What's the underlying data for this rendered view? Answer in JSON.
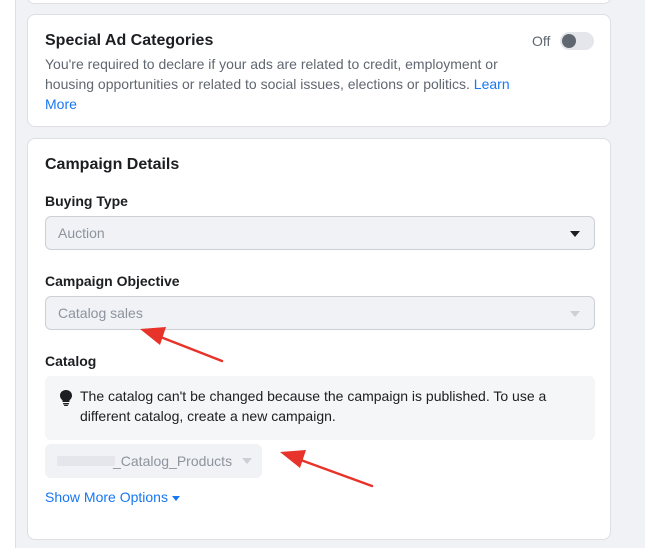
{
  "special_ad_categories": {
    "title": "Special Ad Categories",
    "description": "You're required to declare if your ads are related to credit, employment or housing opportunities or related to social issues, elections or politics.",
    "link": "Learn More",
    "toggle_label": "Off",
    "toggle_on": false
  },
  "campaign_details": {
    "title": "Campaign Details",
    "buying_type": {
      "label": "Buying Type",
      "value": "Auction"
    },
    "objective": {
      "label": "Campaign Objective",
      "value": "Catalog sales"
    },
    "catalog": {
      "label": "Catalog",
      "notice": "The catalog can't be changed because the campaign is published. To use a different catalog, create a new campaign.",
      "selected": "_Catalog_Products"
    },
    "show_more": "Show More Options"
  },
  "colors": {
    "accent": "#1877f2",
    "annotation": "#e8332a"
  },
  "icons": {
    "notice": "lightbulb-icon",
    "dropdown": "chevron-down-icon"
  }
}
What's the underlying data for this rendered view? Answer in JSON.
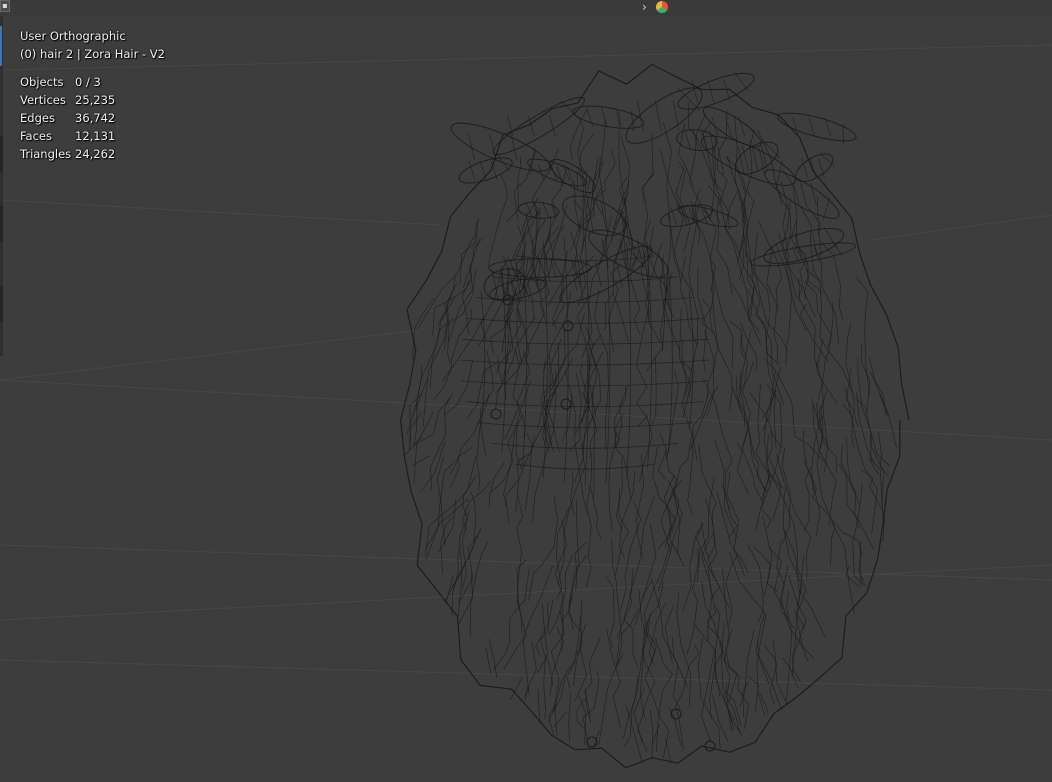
{
  "viewport": {
    "view_name": "User Orthographic",
    "object_name": "(0) hair 2 | Zora Hair - V2",
    "stats": [
      {
        "label": "Objects",
        "value": "0 / 3"
      },
      {
        "label": "Vertices",
        "value": "25,235"
      },
      {
        "label": "Edges",
        "value": "36,742"
      },
      {
        "label": "Faces",
        "value": "12,131"
      },
      {
        "label": "Triangles",
        "value": "24,262"
      }
    ]
  },
  "header": {
    "chevron_glyph": "›"
  },
  "colors": {
    "background": "#3d3d3d",
    "wire": "#1a1a1a",
    "accent": "#4772b3",
    "grid": "#474747"
  },
  "icons": [
    "chevron-right-icon",
    "render-engine-icon",
    "editor-type-icon"
  ]
}
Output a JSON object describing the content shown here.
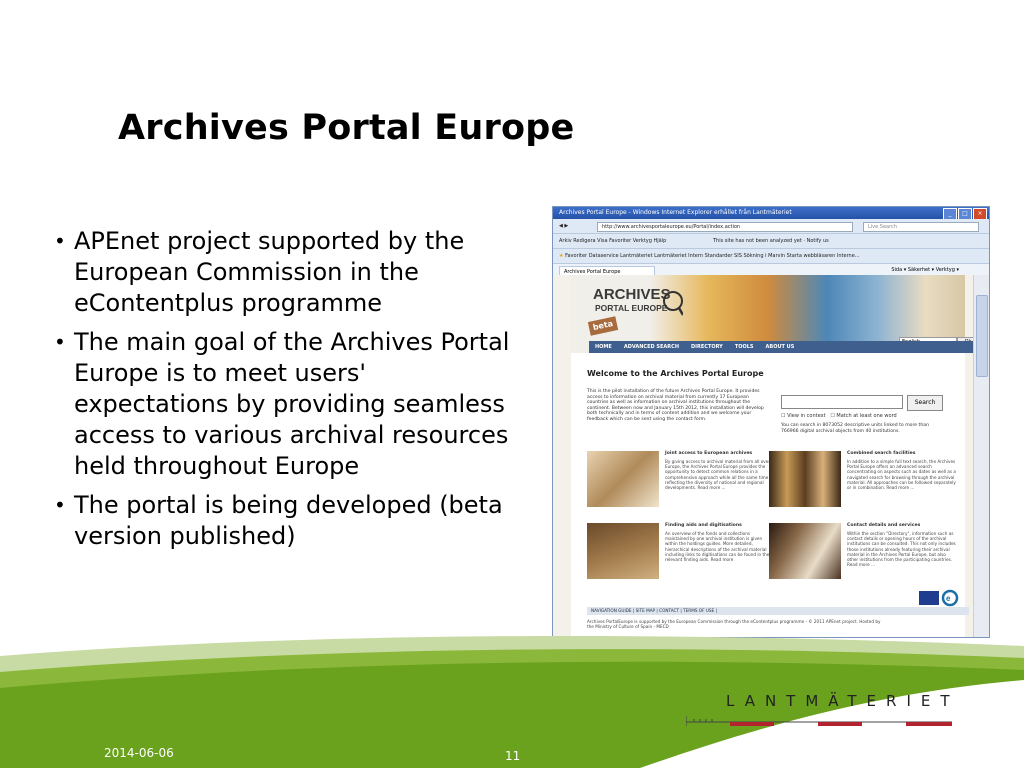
{
  "slide": {
    "title": "Archives Portal Europe",
    "bullets": [
      "APEnet project supported by the European Commission in the eContentplus programme",
      "The main goal of the Archives Portal Europe is to meet users' expectations by providing seamless access to various archival resources held throughout Europe",
      "The portal is being developed (beta version published)"
    ],
    "date": "2014-06-06",
    "page_number": "11",
    "logo_text": "LANTMÄTERIET"
  },
  "browser": {
    "window_title": "Archives Portal Europe - Windows Internet Explorer erhållet från Lantmäteriet",
    "address": "http://www.archivesportaleurope.eu/Portal/index.action",
    "search_placeholder": "Live Search",
    "menu": "Arkiv   Redigera   Visa   Favoriter   Verktyg   Hjälp",
    "toolbar": "This site has not been analyzed yet  ·  Notify us",
    "favorites": "Favoriter   Dataservice   Lantmäteriet   Lantmäteriet Intern   Standarder SIS   Sökning i Marvin   Starta webbläsaren Interne...",
    "tab_label": "Archives Portal Europe",
    "cmd_bar": "Sida ▾   Säkerhet ▾   Verktyg ▾"
  },
  "portal": {
    "logo_line1": "ARCHIVES",
    "logo_line2": "PORTAL EUROPE",
    "beta": "beta",
    "nav": [
      "HOME",
      "ADVANCED SEARCH",
      "DIRECTORY",
      "TOOLS",
      "ABOUT US"
    ],
    "language": "English",
    "ok": "Ok",
    "welcome": "Welcome to the Archives Portal Europe",
    "intro": "This is the pilot installation of the future Archives Portal Europe. It provides access to information on archival material from currently 17 European countries as well as information on archival institutions throughout the continent. Between now and January 15th 2012, this installation will develop both technically and in terms of content addition and we welcome your feedback which can be sent using the contact form.",
    "search_button": "Search",
    "opt1": "View in context",
    "opt2": "Match at least one word",
    "search_note": "You can search in 8073052 descriptive units linked to more than 766966 digital archival objects from 40 institutions.",
    "blocks": [
      {
        "title": "Joint access to European archives",
        "text": "By giving access to archival material from all over Europe, the Archives Portal Europe provides the opportunity to detect common relations in a comprehensive approach while all the same time reflecting the diversity of national and regional developments. Read more ..."
      },
      {
        "title": "Combined search facilities",
        "text": "In addition to a simple full text search, the Archives Portal Europe offers an advanced search concentrating on aspects such as dates as well as a navigated search for browsing through the archival material. All approaches can be followed separately or in combination. Read more ..."
      },
      {
        "title": "Finding aids and digitisations",
        "text": "An overview of the fonds and collections maintained by one archival institution is given within the holdings guides. More detailed, hierarchical descriptions of the archival material including links to digitisations can be found in the relevant finding aids. Read more"
      },
      {
        "title": "Contact details and services",
        "text": "Within the section \"Directory\", information such as contact details or opening hours of the archival institutions can be consulted. This not only includes those institutions already featuring their archival material in the Archives Portal Europe, but also other institutions from the participating countries. Read more ..."
      }
    ],
    "footer_nav": "NAVIGATION GUIDE  |  SITE MAP  |  CONTACT  |  TERMS OF USE  |",
    "footer_text": "Archives PortalEurope is supported by the European Commission through the eContentplus programme - © 2011 APEnet project. Hosted by the Ministry of Culture of Spain - MECD"
  }
}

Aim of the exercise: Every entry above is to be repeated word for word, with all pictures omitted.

Response to this task:
What's the underlying data for this rendered view? Answer in JSON.
{
  "special_ad_categories": {
    "title": "Special Ad Categories",
    "description": "You're required to declare if your ads are related to credit, employment or housing opportunities or related to social issues, elections or politics.",
    "link": "Learn More",
    "toggle_label": "Off",
    "toggle_on": false
  },
  "campaign_details": {
    "title": "Campaign Details",
    "buying_type": {
      "label": "Buying Type",
      "value": "Auction"
    },
    "objective": {
      "label": "Campaign Objective",
      "value": "Catalog sales"
    },
    "catalog": {
      "label": "Catalog",
      "notice": "The catalog can't be changed because the campaign is published. To use a different catalog, create a new campaign.",
      "selected": "_Catalog_Products"
    },
    "show_more": "Show More Options"
  },
  "colors": {
    "accent": "#1877f2",
    "annotation": "#e8332a"
  },
  "icons": {
    "notice": "lightbulb-icon",
    "dropdown": "chevron-down-icon"
  }
}
What's the underlying data for this rendered view? Answer in JSON.
{
  "viewport": {
    "view_name": "User Orthographic",
    "object_name": "(0) hair 2 | Zora Hair - V2",
    "stats": [
      {
        "label": "Objects",
        "value": "0 / 3"
      },
      {
        "label": "Vertices",
        "value": "25,235"
      },
      {
        "label": "Edges",
        "value": "36,742"
      },
      {
        "label": "Faces",
        "value": "12,131"
      },
      {
        "label": "Triangles",
        "value": "24,262"
      }
    ]
  },
  "header": {
    "chevron_glyph": "›"
  },
  "colors": {
    "background": "#3d3d3d",
    "wire": "#1a1a1a",
    "accent": "#4772b3",
    "grid": "#474747"
  },
  "icons": [
    "chevron-right-icon",
    "render-engine-icon",
    "editor-type-icon"
  ]
}
Output a JSON object describing the content shown here.
{
  "slide": {
    "title": "Archives Portal Europe",
    "bullets": [
      "APEnet project supported by the European Commission in the eContentplus programme",
      "The main goal of the Archives Portal Europe is to meet users' expectations by providing seamless access to various archival resources held throughout Europe",
      "The portal is being developed (beta version published)"
    ],
    "date": "2014-06-06",
    "page_number": "11",
    "logo_text": "LANTMÄTERIET"
  },
  "browser": {
    "window_title": "Archives Portal Europe - Windows Internet Explorer erhållet från Lantmäteriet",
    "address": "http://www.archivesportaleurope.eu/Portal/index.action",
    "search_placeholder": "Live Search",
    "menu": "Arkiv   Redigera   Visa   Favoriter   Verktyg   Hjälp",
    "toolbar": "This site has not been analyzed yet  ·  Notify us",
    "favorites": "Favoriter   Dataservice   Lantmäteriet   Lantmäteriet Intern   Standarder SIS   Sökning i Marvin   Starta webbläsaren Interne...",
    "tab_label": "Archives Portal Europe",
    "cmd_bar": "Sida ▾   Säkerhet ▾   Verktyg ▾"
  },
  "portal": {
    "logo_line1": "ARCHIVES",
    "logo_line2": "PORTAL EUROPE",
    "beta": "beta",
    "nav": [
      "HOME",
      "ADVANCED SEARCH",
      "DIRECTORY",
      "TOOLS",
      "ABOUT US"
    ],
    "language": "English",
    "ok": "Ok",
    "welcome": "Welcome to the Archives Portal Europe",
    "intro": "This is the pilot installation of the future Archives Portal Europe. It provides access to information on archival material from currently 17 European countries as well as information on archival institutions throughout the continent. Between now and January 15th 2012, this installation will develop both technically and in terms of content addition and we welcome your feedback which can be sent using the contact form.",
    "search_button": "Search",
    "opt1": "View in context",
    "opt2": "Match at least one word",
    "search_note": "You can search in 8073052 descriptive units linked to more than 766966 digital archival objects from 40 institutions.",
    "blocks": [
      {
        "title": "Joint access to European archives",
        "text": "By giving access to archival material from all over Europe, the Archives Portal Europe provides the opportunity to detect common relations in a comprehensive approach while all the same time reflecting the diversity of national and regional developments. Read more ..."
      },
      {
        "title": "Combined search facilities",
        "text": "In addition to a simple full text search, the Archives Portal Europe offers an advanced search concentrating on aspects such as dates as well as a navigated search for browsing through the archival material. All approaches can be followed separately or in combination. Read more ..."
      },
      {
        "title": "Finding aids and digitisations",
        "text": "An overview of the fonds and collections maintained by one archival institution is given within the holdings guides. More detailed, hierarchical descriptions of the archival material including links to digitisations can be found in the relevant finding aids. Read more"
      },
      {
        "title": "Contact details and services",
        "text": "Within the section \"Directory\", information such as contact details or opening hours of the archival institutions can be consulted. This not only includes those institutions already featuring their archival material in the Archives Portal Europe, but also other institutions from the participating countries. Read more ..."
      }
    ],
    "footer_nav": "NAVIGATION GUIDE  |  SITE MAP  |  CONTACT  |  TERMS OF USE  |",
    "footer_text": "Archives PortalEurope is supported by the European Commission through the eContentplus programme - © 2011 APEnet project. Hosted by the Ministry of Culture of Spain - MECD"
  }
}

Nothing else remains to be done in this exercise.